Click here to read the bill text.


In 2019, The Trump administration finalized key changes to the ESA that added more flexibility for affected stakeholders while also ensuring species’ recovery plans take a tailored and targeted approach that will benefit species.

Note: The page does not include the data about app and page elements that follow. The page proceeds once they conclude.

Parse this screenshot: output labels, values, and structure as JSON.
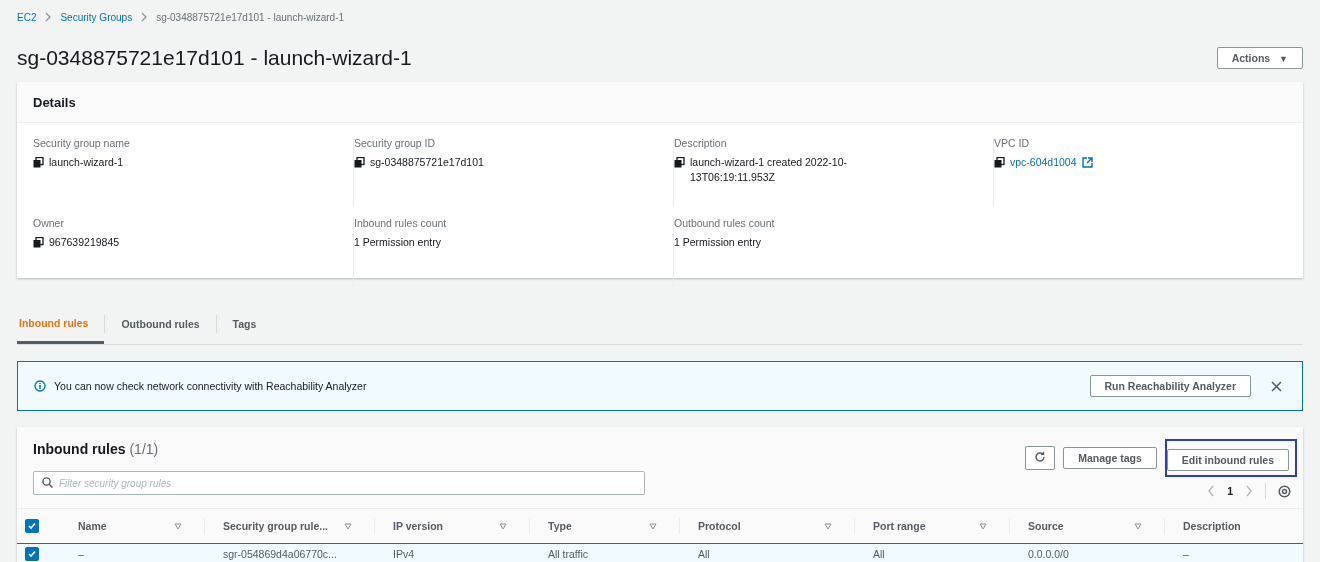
{
  "breadcrumb": [
    {
      "label": "EC2",
      "link": true
    },
    {
      "label": "Security Groups",
      "link": true
    },
    {
      "label": "sg-0348875721e17d101 - launch-wizard-1",
      "link": false
    }
  ],
  "title": "sg-0348875721e17d101 - launch-wizard-1",
  "actions": {
    "label": "Actions",
    "caret": "▼"
  },
  "details": {
    "title": "Details",
    "rows": [
      [
        {
          "label": "Security group name",
          "value": "launch-wizard-1",
          "copyable": true,
          "link": false
        },
        {
          "label": "Security group ID",
          "value": "sg-0348875721e17d101",
          "copyable": true,
          "link": false
        },
        {
          "label": "Description",
          "value": "launch-wizard-1 created 2022-10-13T06:19:11.953Z",
          "copyable": true,
          "link": false
        },
        {
          "label": "VPC ID",
          "value": "vpc-604d1004",
          "copyable": true,
          "link": true
        }
      ],
      [
        {
          "label": "Owner",
          "value": "967639219845",
          "copyable": true,
          "link": false
        },
        {
          "label": "Inbound rules count",
          "value": "1 Permission entry",
          "copyable": false,
          "link": false
        },
        {
          "label": "Outbound rules count",
          "value": "1 Permission entry",
          "copyable": false,
          "link": false
        }
      ]
    ]
  },
  "tabs": [
    {
      "label": "Inbound rules",
      "selected": true
    },
    {
      "label": "Outbound rules",
      "selected": false
    },
    {
      "label": "Tags",
      "selected": false
    }
  ],
  "alert": {
    "text": "You can now check network connectivity with Reachability Analyzer",
    "button": "Run Reachability Analyzer"
  },
  "table": {
    "title": "Inbound rules",
    "count": "(1/1)",
    "buttons": [
      {
        "label": "Manage tags",
        "highlighted": false
      },
      {
        "label": "Edit inbound rules",
        "highlighted": true
      }
    ],
    "search": {
      "placeholder": "Filter security group rules"
    },
    "page": "1",
    "select_all": true,
    "columns": [
      "Name",
      "Security group rule...",
      "IP version",
      "Type",
      "Protocol",
      "Port range",
      "Source",
      "Description"
    ],
    "rows": [
      {
        "checked": true,
        "cells": [
          "–",
          "sgr-054869d4a06770c...",
          "IPv4",
          "All traffic",
          "All",
          "All",
          "0.0.0.0/0",
          "–"
        ]
      }
    ]
  }
}
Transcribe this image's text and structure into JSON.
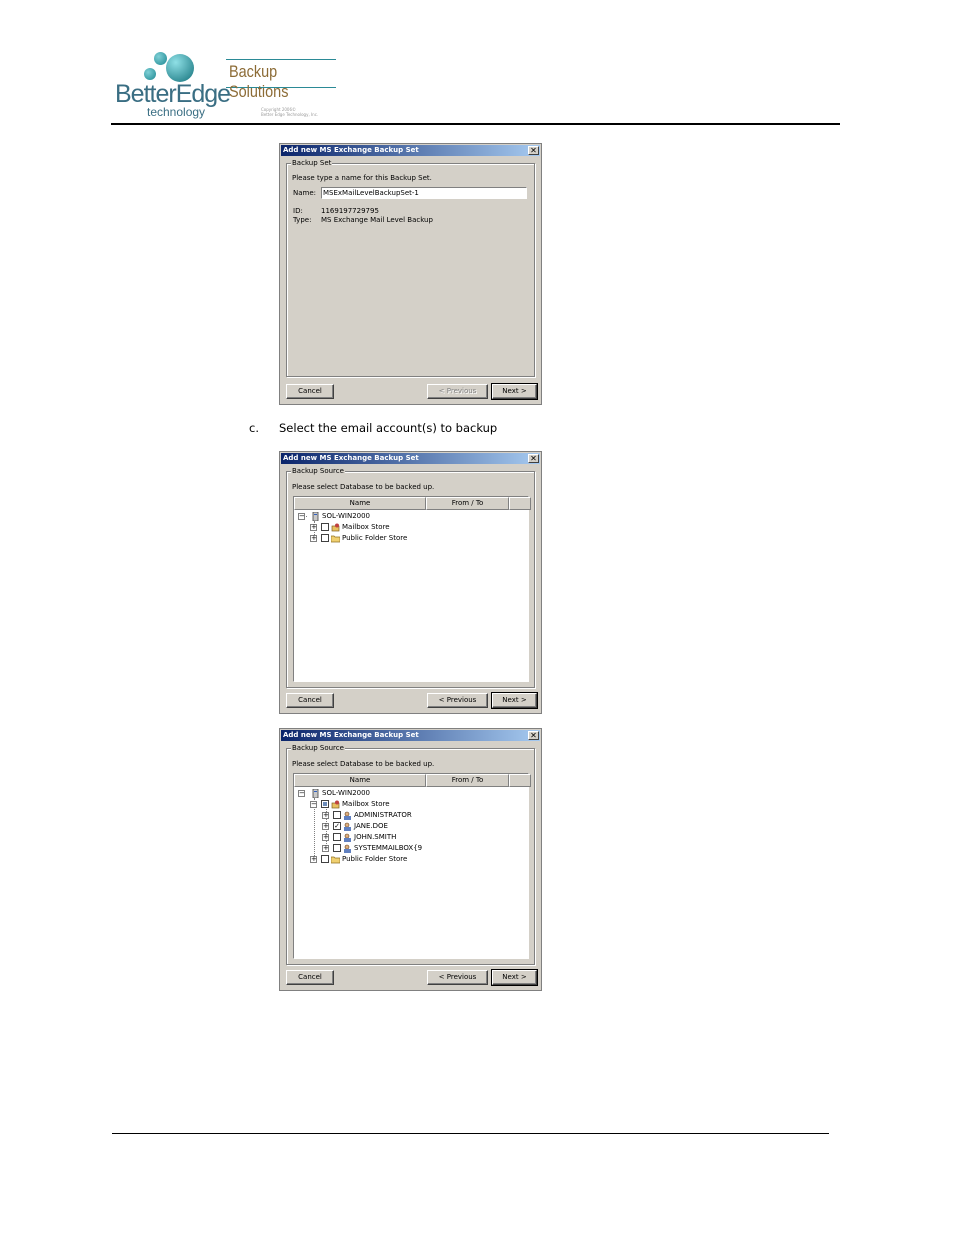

Last month, the Biden administration moved to repeal and replace these changes, which are detailed below.

Blanket Rule Elimination:

  • Currently, Fish and Wildlife Services (FWS) and National Oceanic and Atmospheric Administration (NOAA) are required to manage threatened species with specifically tailored plans, leading to more flexibility for landowners and stakeholders and better outcomes for species recovery. 
  • The Biden proposal would eliminate this species-specific planning and reinstate the blanket rule under Section 4(d), essentially treating all threatened species as endangered once again. 

Critical Habitat Changes:

  • The 2019 revisions allow FWS and NOAA to research and share the economic impacts of a listing determination under the ESA, and it also provides flexibility in defining critical habitat, allowing the agencies leeway to only designate unoccupied areas as critical habitat if necessary. 
  • Under the Biden proposal, the agencies are no longer able to share or disseminate information on the economic impact of a listing.
  • More alarmingly, the proposal mandates that the agencies must again designate unoccupied areas as critical habitat removing key flexibility. 

Section 7 Changes:

  • The 2019 revisions to Section 7, clarified the interagency consultation process and codified alternative consultation mechanisms to provide greater efficiency and established standards to ensure effects analysis for proposed actions is limited to only “activities that are reasonably certain to occur.”
  • The Biden rule would eliminate this clarification, which will lead to a less realistic and inflexible approach that will end up harming the recovery of species. 

On August 1, 2023, Senator Daines sent a letter to the FWS and NOAA asking for a comment period extension for the three rules that would roll back the Trump administration’s ESA reforms.